Collaborative practice agreement (CPA) states refer to states in the US where advanced practice registered nurses (APRNs) are authorized to provide healthcare services in collaboration with physicians. These states recognize the contribution of APRNs in healthcare delivery and give them the autonomy to perform their duties to the full extent of their training and education.
Currently, 22 states plus the District of Columbia have enacted legislation to allow for CPAs. These states include Arizona, Colorado, Connecticut, Florida, Illinois, Indiana, Iowa, Kentucky, Maine, Maryland, Minnesota, Missouri, Montana, Nebraska, Nevada, New Mexico, North Carolina, North Dakota, Oregon, Rhode Island, Vermont, and Wisconsin. However, the requirements for entering into a CPA vary across states.
In some states, APRNs can enter into a CPA with a physician as soon as they complete their educational requirements and obtain the necessary licenses. In other states, APRNs must have a certain number of years of clinical experience before they can enter into a CPA. Some states also require APRNs to complete a certain number of continuing education hours before they can enter into a CPA.

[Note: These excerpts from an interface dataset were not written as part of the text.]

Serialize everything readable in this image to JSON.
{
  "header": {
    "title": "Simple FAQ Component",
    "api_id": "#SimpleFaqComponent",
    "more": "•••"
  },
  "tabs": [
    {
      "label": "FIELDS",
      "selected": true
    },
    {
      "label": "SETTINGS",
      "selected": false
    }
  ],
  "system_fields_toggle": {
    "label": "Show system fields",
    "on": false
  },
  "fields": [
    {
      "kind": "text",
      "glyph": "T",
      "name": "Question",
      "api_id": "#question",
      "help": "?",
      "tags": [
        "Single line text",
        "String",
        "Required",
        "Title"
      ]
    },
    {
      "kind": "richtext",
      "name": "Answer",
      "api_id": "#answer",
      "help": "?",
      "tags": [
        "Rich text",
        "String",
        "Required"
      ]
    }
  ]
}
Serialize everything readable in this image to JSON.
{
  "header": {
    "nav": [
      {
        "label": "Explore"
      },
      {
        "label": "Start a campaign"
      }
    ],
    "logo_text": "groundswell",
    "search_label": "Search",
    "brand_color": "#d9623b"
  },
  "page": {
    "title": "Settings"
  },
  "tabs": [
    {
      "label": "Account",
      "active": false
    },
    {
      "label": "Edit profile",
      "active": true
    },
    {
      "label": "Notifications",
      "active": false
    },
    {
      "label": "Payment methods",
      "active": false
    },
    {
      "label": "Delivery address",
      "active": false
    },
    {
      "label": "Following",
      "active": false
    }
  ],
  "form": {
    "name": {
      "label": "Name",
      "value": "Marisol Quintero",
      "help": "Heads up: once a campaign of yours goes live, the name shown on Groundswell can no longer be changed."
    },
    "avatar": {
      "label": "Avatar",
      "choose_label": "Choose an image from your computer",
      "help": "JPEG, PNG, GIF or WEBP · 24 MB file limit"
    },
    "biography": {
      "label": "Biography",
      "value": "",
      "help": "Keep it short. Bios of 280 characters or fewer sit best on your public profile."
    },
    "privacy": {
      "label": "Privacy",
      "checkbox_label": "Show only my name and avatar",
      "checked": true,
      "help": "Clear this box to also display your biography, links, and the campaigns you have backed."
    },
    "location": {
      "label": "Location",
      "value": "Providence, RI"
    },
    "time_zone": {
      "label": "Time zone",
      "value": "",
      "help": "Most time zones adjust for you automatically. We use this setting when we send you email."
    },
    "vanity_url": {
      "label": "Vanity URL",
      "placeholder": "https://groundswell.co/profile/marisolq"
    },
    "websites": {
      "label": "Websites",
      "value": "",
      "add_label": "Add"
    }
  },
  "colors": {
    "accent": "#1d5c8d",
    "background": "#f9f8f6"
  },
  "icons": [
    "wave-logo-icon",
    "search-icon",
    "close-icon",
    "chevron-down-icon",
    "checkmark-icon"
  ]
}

The benefits of CPAs are numerous. They allow APRNs to work more independently and to provide a wider range of healthcare services to patients. This can result in increased access to healthcare services, especially in rural areas or low-income communities where there may be a shortage of physicians. CPAs can also help reduce healthcare costs by allowing APRNs to provide services at a lower cost than physicians.
However, some opponents of CPAs argue that they may compromise patient safety by allowing APRNs to perform duties beyond their scope of practice. To address this concern, some states have established strict guidelines for entering into a CPA, including requiring physician oversight and limiting the types of services that APRNs can provide.
In conclusion, collaborative practice agreement states have recognized the importance of APRNs in healthcare delivery and have given them the autonomy to practice to the full extent of their training and education. While there are concerns about patient safety, many experts believe that CPAs can increase access to healthcare services and reduce costs. As more states consider enacting legislation to allow for CPAs, it will be important to carefully consider the potential benefits and risks of this type of collaboration in healthcare delivery.